Oil prices moved higher Tuesday as a weaker dollar put some traders in a buying mood as they awaited details on the Federal Reserve’s plan to boost the economy.
Benchmark crude for December delivery rose 95 cents to settle at $83.90 a barrel on the New York Mercantile Exchange.
Meanwhile, retail gasoline prices slipped, although some analysts think the dip is temporary because of rising oil prices. The national average for a gallon of unleaded regular is $2.803, according to AAA, Wright Express and the Oil Price Information Service. That’s 1 cent lower than a week ago but nearly 11 cents higher than a year ago.

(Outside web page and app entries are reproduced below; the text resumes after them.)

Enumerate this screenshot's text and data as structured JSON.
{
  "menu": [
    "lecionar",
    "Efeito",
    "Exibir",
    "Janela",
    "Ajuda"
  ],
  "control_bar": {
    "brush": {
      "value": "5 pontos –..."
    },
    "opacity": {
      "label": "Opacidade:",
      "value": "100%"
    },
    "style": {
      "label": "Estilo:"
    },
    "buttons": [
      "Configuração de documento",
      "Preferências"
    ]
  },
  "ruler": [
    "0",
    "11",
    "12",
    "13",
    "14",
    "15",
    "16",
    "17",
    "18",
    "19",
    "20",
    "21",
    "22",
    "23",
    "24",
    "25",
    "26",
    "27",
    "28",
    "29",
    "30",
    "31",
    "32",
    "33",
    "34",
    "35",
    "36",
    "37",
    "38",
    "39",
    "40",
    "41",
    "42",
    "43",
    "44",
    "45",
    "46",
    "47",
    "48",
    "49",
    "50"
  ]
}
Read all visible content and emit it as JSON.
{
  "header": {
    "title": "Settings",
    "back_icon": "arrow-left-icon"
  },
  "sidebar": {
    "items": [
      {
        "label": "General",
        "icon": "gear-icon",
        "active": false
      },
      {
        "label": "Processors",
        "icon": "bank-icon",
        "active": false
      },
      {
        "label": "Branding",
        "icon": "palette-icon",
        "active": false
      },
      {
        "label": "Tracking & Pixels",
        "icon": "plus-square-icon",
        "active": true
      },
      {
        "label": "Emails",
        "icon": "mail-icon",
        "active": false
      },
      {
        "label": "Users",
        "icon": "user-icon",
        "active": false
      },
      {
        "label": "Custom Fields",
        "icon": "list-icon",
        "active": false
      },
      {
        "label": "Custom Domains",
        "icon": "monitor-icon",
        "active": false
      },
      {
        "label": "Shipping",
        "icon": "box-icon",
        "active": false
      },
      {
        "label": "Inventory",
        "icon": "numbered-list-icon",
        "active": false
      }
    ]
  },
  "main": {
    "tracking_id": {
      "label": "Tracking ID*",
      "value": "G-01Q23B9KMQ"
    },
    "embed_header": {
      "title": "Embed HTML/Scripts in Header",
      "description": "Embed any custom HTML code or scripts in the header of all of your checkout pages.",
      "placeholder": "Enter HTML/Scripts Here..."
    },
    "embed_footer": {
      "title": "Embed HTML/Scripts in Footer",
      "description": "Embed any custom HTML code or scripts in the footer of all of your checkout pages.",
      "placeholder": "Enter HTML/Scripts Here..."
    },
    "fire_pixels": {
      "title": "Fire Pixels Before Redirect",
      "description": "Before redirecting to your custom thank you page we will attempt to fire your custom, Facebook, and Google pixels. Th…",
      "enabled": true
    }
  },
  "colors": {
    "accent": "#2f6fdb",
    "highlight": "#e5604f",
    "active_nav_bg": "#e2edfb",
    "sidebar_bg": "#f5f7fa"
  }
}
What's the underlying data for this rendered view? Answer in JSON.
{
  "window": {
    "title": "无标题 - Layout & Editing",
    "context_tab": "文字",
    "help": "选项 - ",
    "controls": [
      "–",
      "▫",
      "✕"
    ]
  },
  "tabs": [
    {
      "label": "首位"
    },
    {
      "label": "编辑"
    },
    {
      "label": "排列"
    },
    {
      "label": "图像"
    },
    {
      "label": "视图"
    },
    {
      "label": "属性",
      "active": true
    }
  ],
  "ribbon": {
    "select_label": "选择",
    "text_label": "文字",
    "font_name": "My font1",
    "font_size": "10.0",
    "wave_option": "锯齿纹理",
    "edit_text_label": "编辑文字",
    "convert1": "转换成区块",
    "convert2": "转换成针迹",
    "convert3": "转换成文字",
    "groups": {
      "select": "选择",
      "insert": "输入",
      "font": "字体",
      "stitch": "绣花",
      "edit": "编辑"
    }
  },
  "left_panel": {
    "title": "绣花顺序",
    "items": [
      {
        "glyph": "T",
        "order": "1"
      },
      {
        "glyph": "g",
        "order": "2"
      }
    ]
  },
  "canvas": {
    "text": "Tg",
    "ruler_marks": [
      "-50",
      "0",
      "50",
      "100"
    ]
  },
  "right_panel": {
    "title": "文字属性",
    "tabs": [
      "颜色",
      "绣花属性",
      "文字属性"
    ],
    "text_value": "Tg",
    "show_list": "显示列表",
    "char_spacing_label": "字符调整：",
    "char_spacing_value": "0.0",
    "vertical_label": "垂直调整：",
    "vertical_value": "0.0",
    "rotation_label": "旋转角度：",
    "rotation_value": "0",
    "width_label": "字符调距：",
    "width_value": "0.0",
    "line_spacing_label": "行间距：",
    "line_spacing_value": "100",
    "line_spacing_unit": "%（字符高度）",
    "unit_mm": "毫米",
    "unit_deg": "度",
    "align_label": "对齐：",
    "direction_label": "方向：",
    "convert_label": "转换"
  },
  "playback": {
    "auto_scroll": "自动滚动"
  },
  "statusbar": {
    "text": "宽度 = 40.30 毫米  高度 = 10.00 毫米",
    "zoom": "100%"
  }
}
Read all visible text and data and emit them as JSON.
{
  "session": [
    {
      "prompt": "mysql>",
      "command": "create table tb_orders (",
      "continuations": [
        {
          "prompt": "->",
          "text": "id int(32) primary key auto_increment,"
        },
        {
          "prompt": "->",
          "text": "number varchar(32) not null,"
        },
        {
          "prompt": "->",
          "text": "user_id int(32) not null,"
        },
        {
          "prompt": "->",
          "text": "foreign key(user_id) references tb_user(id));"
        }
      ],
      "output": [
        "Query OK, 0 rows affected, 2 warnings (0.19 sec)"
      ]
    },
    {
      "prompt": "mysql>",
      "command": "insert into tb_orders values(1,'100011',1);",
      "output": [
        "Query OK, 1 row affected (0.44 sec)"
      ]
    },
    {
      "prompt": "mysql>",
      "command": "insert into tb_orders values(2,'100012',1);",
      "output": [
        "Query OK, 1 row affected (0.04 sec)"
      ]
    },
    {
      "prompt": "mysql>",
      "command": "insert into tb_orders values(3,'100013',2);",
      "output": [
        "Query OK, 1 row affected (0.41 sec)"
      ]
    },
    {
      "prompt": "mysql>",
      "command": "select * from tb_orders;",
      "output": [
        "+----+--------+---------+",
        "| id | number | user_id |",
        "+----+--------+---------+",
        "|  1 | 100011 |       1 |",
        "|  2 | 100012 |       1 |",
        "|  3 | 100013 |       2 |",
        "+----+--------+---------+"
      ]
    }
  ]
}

The weekly SpendingPulse US Gasoline Demand Report showed demand at gas stations and retail outlets across the country was down 3.1 percent from the same week last year. Gasoline consumption in October was 1.7 percent below the same month in 2009.
It was the third straight day of gains for oil, driven primarily by a weaker dollar and expectations that the Federal Reserve will buy government bonds to stimulate the economy. An announcement is expected Wednesday after the Fed concludes a two-day meeting.
That, in turn, could weaken the dollar, depending on the amount of money the policymakers decide to put into the economy and the timeframe in which the buying would occur. Since commodities like oil and gold are priced in dollars, a weaker dollar makes them more attractive to buyers who use foreign currencies.
Many energy analysts, like Tom Bentz of BNP Paribas Commodity Futures, believe expectations for stimulus money are already built into commodities prices.
In addition, oil may be benefiting from comments by Saudi Arabian Oil Minister Ali Naimi, who said he would be comfortable with oil prices in a range between $70 a barrel and $90 a barrel, according to energy consultancy Cameron Hanover.
“This was the first time that he had suggested a range that high, always alluding to a range between $70 and $80 in the past,” the energy consultants said in a research note to clients.
Bentz said it is possible that oil could reach $90 a barrel because of outside influences on the market, including the weaker dollar and the potential for a bigger-than-anticipated stimulus package from government policymakers.
“But, there’s no shortages of anything anywhere as far as I’m concerned,” he said. “It doesn’t matter sometimes what the inventory levels are. Just as we get into the cold weather, you do tend to see a bump up in prices.”
In other Nymex trading in December contracts, heating oil added 1.59 cents to settle at $2.2936 a gallon, gasoline gained 1.67 cents to settle at $2.1096 a gallon and natural gas rose 3.8 cents to settle at $3.870 per 1,000 cubic feet.
In London, Brent crude rose 79 cents to settle at $85.41 a barrel on the ICE Futures exchange.
Associated Press writer Pablo Gorondi in Hungary contributed to this report.